• Problem to work on: If a line in the data below contains the word "Michael", copy it out.

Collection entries

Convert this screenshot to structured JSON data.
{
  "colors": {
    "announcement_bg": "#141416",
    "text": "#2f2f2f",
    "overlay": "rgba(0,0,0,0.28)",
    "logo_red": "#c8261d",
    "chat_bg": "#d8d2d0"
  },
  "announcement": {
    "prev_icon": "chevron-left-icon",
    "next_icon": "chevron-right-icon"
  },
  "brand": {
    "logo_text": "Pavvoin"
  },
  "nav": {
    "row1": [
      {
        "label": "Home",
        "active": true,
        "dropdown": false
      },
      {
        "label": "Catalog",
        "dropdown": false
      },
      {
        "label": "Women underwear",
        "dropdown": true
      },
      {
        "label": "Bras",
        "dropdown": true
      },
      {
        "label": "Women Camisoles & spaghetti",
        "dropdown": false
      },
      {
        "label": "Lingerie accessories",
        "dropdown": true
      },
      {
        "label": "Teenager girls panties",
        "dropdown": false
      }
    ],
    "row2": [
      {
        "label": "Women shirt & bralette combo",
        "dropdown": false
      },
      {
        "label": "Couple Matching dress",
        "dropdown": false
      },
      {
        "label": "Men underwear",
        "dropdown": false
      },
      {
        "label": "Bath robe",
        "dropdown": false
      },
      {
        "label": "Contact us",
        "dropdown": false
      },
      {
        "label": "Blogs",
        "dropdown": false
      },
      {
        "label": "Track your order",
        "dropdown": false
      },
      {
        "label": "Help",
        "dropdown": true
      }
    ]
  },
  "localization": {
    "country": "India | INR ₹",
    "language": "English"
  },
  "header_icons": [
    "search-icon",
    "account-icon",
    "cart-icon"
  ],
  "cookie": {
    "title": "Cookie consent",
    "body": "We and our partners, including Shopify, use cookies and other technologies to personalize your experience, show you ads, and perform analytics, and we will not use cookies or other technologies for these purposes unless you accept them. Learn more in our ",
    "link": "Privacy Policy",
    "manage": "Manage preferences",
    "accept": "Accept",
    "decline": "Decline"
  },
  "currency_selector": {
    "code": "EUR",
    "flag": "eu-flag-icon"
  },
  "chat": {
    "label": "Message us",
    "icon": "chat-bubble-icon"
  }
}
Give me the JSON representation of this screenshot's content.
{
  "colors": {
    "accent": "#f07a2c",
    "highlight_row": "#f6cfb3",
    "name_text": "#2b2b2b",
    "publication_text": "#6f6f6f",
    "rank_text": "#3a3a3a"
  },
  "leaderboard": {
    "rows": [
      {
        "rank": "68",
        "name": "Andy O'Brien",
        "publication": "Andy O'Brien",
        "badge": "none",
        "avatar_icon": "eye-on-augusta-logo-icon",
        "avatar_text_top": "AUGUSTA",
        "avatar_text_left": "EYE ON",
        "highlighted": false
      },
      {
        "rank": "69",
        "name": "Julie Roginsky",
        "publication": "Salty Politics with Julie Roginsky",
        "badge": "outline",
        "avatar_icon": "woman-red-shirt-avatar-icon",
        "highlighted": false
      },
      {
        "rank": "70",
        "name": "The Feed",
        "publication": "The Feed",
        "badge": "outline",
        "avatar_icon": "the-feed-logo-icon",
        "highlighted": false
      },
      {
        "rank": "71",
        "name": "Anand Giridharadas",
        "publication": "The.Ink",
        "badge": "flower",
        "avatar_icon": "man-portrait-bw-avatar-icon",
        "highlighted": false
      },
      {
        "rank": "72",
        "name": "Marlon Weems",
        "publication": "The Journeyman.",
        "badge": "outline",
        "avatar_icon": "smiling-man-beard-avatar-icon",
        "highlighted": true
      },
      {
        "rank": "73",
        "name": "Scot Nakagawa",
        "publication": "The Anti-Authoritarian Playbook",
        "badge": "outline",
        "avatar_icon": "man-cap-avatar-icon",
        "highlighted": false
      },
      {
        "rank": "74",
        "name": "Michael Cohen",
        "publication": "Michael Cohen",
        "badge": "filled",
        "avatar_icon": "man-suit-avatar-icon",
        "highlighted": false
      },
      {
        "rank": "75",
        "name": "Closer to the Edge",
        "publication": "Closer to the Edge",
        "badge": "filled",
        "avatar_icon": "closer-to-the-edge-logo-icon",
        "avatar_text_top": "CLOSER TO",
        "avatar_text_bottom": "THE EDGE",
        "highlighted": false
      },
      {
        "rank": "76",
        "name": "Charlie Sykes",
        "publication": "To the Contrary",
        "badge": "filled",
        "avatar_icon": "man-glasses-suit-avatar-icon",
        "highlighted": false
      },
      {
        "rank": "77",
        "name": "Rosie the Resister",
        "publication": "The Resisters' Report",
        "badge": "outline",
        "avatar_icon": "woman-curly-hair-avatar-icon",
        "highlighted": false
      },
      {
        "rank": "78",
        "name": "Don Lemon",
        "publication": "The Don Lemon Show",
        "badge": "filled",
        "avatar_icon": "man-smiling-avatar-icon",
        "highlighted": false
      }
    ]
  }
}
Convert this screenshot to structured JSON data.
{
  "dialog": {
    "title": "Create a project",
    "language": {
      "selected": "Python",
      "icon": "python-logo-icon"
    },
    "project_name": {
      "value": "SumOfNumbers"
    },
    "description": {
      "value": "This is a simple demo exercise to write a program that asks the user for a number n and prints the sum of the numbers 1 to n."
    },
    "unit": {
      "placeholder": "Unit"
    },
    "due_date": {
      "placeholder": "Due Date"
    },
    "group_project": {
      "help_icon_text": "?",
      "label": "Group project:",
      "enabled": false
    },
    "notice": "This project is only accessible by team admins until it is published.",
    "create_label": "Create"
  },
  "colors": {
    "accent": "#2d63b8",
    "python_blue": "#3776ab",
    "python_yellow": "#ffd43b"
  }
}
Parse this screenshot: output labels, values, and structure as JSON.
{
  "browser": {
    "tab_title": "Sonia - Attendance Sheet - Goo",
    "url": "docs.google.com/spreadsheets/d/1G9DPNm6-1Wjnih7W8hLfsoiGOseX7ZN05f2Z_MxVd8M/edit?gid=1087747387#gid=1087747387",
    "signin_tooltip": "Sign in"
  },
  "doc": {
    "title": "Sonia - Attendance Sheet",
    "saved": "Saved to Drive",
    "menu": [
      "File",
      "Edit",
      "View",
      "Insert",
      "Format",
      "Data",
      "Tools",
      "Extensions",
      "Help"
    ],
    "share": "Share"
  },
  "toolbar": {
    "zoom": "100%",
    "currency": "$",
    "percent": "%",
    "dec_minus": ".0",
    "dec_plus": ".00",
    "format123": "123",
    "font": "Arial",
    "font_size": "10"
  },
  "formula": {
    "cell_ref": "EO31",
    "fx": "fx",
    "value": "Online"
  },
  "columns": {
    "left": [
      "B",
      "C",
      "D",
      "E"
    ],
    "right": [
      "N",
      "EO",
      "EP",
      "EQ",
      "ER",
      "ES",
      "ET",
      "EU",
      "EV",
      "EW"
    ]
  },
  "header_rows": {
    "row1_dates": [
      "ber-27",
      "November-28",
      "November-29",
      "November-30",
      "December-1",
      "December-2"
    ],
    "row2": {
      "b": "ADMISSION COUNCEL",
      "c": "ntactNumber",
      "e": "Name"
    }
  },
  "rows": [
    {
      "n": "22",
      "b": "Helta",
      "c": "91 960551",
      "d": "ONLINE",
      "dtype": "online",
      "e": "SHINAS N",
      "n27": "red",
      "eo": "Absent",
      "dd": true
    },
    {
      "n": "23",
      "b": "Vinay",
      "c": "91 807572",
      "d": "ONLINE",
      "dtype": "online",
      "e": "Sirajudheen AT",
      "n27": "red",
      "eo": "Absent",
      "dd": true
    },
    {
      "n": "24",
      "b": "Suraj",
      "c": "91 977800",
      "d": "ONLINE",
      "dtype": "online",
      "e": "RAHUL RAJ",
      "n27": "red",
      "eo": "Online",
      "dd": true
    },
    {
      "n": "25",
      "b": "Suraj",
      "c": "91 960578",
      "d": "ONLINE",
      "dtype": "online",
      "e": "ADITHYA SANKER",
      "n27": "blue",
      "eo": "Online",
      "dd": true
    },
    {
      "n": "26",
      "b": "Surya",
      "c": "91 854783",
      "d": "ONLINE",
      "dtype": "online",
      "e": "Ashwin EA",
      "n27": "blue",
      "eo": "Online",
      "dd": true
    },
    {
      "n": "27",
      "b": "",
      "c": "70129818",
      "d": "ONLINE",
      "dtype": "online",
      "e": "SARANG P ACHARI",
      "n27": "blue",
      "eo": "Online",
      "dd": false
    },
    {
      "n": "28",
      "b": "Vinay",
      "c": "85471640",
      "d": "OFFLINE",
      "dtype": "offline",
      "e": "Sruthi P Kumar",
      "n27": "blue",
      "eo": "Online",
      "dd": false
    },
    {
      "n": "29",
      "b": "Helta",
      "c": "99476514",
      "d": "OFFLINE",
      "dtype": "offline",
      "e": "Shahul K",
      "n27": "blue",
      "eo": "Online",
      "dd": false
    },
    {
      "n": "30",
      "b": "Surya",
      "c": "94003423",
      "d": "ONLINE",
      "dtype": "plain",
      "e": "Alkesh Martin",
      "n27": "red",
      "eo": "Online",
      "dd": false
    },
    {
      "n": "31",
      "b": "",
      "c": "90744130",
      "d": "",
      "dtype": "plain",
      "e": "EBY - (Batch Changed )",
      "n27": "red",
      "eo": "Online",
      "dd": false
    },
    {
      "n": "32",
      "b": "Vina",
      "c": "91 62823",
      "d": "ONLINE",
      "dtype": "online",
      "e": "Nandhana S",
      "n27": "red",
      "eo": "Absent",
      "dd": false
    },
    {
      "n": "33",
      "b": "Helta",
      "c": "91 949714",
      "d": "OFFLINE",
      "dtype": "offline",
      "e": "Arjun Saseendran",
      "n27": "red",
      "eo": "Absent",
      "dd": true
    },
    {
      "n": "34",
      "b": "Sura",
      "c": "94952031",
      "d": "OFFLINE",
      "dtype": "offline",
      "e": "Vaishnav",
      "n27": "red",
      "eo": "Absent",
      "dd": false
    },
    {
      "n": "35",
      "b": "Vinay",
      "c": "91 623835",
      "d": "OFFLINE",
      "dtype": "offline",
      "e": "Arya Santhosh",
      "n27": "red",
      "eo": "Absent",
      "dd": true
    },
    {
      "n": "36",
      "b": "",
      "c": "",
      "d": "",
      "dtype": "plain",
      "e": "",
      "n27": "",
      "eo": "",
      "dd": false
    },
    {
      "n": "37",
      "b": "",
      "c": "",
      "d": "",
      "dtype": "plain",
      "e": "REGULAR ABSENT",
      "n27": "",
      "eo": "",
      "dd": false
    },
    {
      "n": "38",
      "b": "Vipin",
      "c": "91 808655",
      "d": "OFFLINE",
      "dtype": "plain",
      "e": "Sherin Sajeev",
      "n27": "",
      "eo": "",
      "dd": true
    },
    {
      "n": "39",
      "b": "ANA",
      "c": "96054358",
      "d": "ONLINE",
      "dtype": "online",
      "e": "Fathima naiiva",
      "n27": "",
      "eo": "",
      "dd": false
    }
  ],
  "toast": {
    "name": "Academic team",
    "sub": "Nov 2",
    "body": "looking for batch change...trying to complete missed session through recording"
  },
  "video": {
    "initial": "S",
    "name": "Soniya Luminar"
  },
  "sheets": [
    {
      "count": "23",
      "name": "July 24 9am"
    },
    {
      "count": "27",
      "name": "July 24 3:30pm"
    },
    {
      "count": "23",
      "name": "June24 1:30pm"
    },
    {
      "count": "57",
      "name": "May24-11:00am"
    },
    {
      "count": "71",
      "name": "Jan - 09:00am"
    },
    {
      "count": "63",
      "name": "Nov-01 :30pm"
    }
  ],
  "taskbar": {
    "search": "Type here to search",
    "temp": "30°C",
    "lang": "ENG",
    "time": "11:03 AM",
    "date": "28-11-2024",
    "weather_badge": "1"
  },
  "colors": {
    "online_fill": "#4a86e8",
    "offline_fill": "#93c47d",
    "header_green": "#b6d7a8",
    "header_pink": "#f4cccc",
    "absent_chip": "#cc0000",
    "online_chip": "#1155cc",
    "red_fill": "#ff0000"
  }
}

• Reply to the task:
        "name": "Michael Cohen",
        "publication": "Michael Cohen",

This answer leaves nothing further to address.